Co-taught: Fall 2023, with Marisa Palucis
Glaciation can be a powerful geomorphic agent, both through erosive action but also by affecting the elevation-area relationships of mountainous regions, sea level rise and fall, and global-scale weathering rates. During this course, we will use primary literature, reviews, and data compilations to ask the seemingly simple question: how much and where do glaciers erode? This question has been tackled by geomorphologists and glaciologists since the early nineteenth century (Playfair, 1802; Penck, 1905), and while much work has been done on understanding the mechanisms by which ice can erode rock and how that leads to glacial landforms we see on the Earth’s surface (e.g., hanging valleys, U-shaped valleys, cirques), there are still major knowledge gaps. For example, glacial erosion rates are not spatially uniform and depend on both ice thickness and the thermal regime of the glacier - whether warm-based or cold-based - but erosion models that incorporate realistic ice rheology as a function of climate are rare. The loading and subsequent unloading of ice immediately post-glacial (paraglacial) can also lead to elevated erosion rates as recently deglaciated landscapes tend to be unstable due to oversteepened slopes, lack of vegetation, and unconsolidated sediment deposition. This also becomes important when thinking about past global glacial cycles (e.g., snowball earth) and how these are recorded in the rock record, as well as how modern-day landscapes are still potentially responding to past glaciations.

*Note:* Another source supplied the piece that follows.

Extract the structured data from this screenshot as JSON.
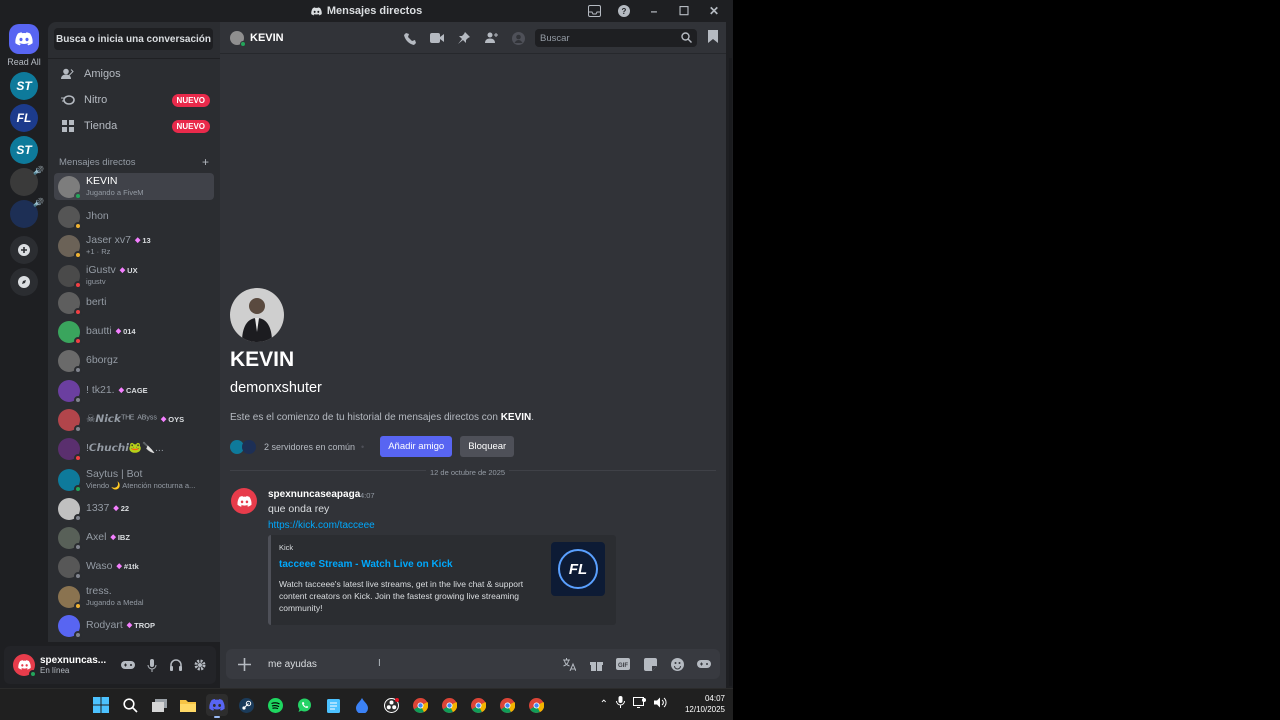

In this course, we will first investigate what the state of knowledge is regarding the connection between the thermal character of glaciers and bedrock erosion rates. We will do this through both readings as well as collecting and analyzing data we find in the literature. We will then discuss how glacial erosion (and deposition) is recorded in the rock record and how our perception of rates and processes might be affected by the timescales over which we are looking. This is often referred to as the “Sadler effect”. Thus, class time will be spent performing literature searches, compiling and analyzing previously collected data, and producing a written synopsis and figures that could potentially inform a review paper.